Like Miles Davis, this jazz player hailed from East St. Louis, on the Illinois side of the mighty Mississippi. Like Charlie Parker, Horace Eubanks wound up in a mental institution, though the latter reed player's stay was considerably longer. Unlike either of these household names, Eubanks is basically an obscurity, although it has to be said that he got around. His professional tracks go back to the beginning of the Roaring Twenties, when he was performing in Vancouver with Jelly Roll Morton. Eubanks' subsequent list of affiliations touches on both the Chicago jazz scene and the American expatriate movement in Europe in the early '30s. Following a period with the superb Charlie Creath in St. Louis, Eubanks kicked off his own Dixie Strutters outfit, based out of Chicago. Other early milestones in the reedman's career include working with the Doc Watson of Chicago, not to be confused with the fingerpicker of the same name from North Carolina. In 1928, Eubanks teamed up with violinist Wilson Robinson and the following year was off to Europe in the company of Benny Payton.
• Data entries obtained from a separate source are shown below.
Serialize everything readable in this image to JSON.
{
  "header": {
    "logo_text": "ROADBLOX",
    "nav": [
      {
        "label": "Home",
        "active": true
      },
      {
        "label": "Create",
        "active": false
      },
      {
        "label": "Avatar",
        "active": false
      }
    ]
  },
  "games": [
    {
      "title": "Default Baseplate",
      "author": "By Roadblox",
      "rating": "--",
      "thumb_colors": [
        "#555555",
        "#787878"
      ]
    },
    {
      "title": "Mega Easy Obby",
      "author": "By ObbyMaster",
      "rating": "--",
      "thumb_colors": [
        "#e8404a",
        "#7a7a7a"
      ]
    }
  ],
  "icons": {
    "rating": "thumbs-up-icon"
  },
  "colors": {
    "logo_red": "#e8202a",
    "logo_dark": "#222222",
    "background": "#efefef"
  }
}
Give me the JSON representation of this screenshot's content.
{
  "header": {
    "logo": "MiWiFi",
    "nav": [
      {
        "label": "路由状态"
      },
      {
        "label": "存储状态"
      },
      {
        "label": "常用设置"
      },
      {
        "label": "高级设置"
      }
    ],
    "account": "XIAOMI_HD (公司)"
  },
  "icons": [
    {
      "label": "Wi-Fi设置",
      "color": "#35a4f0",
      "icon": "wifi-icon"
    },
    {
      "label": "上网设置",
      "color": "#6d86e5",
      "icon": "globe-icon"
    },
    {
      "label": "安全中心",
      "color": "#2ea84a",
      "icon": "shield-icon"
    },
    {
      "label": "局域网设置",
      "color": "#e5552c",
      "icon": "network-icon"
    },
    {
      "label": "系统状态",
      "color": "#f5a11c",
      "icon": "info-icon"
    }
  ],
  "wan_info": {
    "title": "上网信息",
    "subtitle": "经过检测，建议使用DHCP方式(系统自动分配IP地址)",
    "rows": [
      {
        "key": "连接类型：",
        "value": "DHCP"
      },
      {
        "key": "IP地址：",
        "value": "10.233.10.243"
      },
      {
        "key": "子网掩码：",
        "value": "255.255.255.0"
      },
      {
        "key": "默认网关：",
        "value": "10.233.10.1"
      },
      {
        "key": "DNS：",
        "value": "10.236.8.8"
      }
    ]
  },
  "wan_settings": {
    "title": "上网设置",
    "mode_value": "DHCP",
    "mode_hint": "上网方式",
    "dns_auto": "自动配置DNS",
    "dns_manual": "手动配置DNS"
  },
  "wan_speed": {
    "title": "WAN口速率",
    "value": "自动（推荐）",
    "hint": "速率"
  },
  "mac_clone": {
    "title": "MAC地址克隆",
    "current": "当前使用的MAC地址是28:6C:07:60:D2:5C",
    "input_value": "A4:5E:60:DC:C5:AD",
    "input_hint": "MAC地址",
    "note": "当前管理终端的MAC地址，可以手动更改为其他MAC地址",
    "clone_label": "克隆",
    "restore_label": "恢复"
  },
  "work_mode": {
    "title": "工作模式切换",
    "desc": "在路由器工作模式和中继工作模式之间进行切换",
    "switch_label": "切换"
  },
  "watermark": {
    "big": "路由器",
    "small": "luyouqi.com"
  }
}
In the early '30s Eubanks was associated with Willie Lewis, a leader who came up with regular opportunities abroad for players who were having trouble keeping busy in their homeland. But by 1934 Eubanks was back in Chicago, eventually playing in drummer Zutty Singleton's band. In the second half of this decade, Eubanks headed back to St. Louis, working with both Creath and an excellent outfit assembled by Fate Marable. By all reports the '40s were not kind to Eubanks. He became seriously ill and was apparently a resident of the Missouri State Mental Hospital in the '40s, which is where the jazz fans lost track of him. ~ Eugene Chadbourne